4. Go easy on the air freshener
Volatile Organic Compounds, VOCs, are found in everyday products and materials including mattresses, household cleaners, carpets, furniture, and paint. According to the EPA3, VOCs can irritate our eyes, nose and throat, set off asthma and other allergies, and give us headaches. Long-term exposure and high concentrations can lead to serious health conditions. Ventilation is an effective way to reduce VOC concentrations in our homes, but why not be proactive? Choosing household products with low-VOC toxicity, buying natural cleaners, detergents, and even used furniture can help lower the total VOC levels indoors.

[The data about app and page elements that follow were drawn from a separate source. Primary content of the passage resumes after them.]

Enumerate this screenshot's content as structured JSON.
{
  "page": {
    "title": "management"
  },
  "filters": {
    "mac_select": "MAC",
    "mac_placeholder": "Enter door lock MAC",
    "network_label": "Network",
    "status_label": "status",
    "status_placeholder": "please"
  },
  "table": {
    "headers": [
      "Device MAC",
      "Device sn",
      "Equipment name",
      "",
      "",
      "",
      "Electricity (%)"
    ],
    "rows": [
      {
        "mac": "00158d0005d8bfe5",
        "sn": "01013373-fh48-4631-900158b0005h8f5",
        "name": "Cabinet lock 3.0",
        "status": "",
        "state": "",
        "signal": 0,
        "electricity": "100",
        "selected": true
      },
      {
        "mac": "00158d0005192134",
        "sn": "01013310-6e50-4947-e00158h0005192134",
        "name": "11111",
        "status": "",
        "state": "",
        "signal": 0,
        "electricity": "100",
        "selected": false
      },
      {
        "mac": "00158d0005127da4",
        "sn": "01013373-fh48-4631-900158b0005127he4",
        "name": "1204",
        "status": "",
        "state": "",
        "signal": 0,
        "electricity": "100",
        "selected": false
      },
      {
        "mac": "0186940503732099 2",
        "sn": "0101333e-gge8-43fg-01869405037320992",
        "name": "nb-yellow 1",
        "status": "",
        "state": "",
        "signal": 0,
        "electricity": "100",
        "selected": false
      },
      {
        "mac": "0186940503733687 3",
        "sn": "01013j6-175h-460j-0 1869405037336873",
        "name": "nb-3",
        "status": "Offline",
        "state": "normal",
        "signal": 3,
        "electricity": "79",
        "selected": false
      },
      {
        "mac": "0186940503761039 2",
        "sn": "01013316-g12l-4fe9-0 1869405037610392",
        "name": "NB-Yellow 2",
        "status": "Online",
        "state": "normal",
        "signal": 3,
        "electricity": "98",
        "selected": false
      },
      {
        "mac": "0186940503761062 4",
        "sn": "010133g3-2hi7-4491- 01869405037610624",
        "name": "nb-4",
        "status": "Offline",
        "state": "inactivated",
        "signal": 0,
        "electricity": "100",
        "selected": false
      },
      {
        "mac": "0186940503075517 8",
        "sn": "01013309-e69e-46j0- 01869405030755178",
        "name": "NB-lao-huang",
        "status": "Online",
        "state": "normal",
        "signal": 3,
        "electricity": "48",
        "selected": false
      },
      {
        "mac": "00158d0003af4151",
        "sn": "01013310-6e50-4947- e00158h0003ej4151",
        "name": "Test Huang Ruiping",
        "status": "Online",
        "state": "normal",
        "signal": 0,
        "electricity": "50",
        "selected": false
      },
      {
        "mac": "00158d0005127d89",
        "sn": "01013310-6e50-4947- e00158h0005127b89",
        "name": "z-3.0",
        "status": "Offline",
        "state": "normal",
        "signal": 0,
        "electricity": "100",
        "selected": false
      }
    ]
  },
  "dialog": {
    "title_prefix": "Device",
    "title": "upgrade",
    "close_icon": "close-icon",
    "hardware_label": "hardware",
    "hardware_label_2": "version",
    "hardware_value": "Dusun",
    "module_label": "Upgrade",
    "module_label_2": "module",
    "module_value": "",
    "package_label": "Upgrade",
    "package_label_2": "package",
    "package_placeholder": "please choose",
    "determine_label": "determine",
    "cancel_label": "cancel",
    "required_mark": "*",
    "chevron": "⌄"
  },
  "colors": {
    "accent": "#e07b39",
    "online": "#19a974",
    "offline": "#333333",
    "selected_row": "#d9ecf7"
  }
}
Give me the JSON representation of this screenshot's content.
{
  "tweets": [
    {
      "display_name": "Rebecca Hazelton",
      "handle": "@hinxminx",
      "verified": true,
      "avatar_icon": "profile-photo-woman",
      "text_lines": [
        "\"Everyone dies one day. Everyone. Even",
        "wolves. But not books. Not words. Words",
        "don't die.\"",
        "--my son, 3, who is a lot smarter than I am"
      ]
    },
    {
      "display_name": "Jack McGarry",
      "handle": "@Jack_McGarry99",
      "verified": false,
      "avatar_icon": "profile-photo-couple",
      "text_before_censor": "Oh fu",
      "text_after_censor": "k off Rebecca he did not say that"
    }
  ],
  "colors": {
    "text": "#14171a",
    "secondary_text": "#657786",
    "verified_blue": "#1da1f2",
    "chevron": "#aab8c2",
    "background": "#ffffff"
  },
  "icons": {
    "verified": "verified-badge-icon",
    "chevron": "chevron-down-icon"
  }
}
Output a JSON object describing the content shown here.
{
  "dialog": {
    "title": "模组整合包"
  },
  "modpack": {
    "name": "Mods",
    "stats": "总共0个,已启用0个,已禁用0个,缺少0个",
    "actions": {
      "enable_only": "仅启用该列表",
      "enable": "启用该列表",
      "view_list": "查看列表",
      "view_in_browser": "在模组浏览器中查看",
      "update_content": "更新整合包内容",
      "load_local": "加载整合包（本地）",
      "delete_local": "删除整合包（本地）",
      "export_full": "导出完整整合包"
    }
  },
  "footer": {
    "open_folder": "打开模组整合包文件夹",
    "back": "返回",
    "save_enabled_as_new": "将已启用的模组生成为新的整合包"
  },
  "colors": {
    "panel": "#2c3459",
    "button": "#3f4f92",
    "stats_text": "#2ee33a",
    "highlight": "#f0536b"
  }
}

5. Keep it cool
Besides the comfort factor, temperature has a direct effect on our breathing, sleep and even performance. Researchers have found that higher temperatures have a detrimental effect on cognitive abilities, but breathing in cold air can also increase the risk of chest infections in people with lung conditions. So, what’s the ideal room temperature? It will depend on the season, the area of your home, and your personal thermal comfort, but in the winter-time, the standard is anywhere from 68°F to 71°F (20°C to 22°C). Measuring the air temperature in your home will help you stay within the recommended levels and improve your concentration.
6. Get rid of stuffy air
With closed windows and more time spent at home, CO2 levels can rise quickly since humans expel it when we breathe. Studies have shown that high CO2 and poor ventilation leads to poorer cognitive performance4. Making our homes more airtight can lead to a more humid environment too, causing mold, moisture and condensation, which all impact our health negatively. People are 40% more likely to have asthma when living in a damp or moldy home. A quick fix is to let the air flow throughout the house by opening windows or vents for 5 to 10 minutes, several times a day—especially if you’re cooking or taking a shower. Check out our latest blog post for tips on how to improve humidity in your home.
As you may have noticed, ventilation is the easiest way to improve the air quality in our home. By monitoring daily, you can rest easy knowing that you will be alerted when the air deteriorates. Whether it’s by opening a window and letting fresh air in, or using air purifiers and changing the filters regularly, taking measures to improve indoor air quality will help you stay on top of your game as you work from home.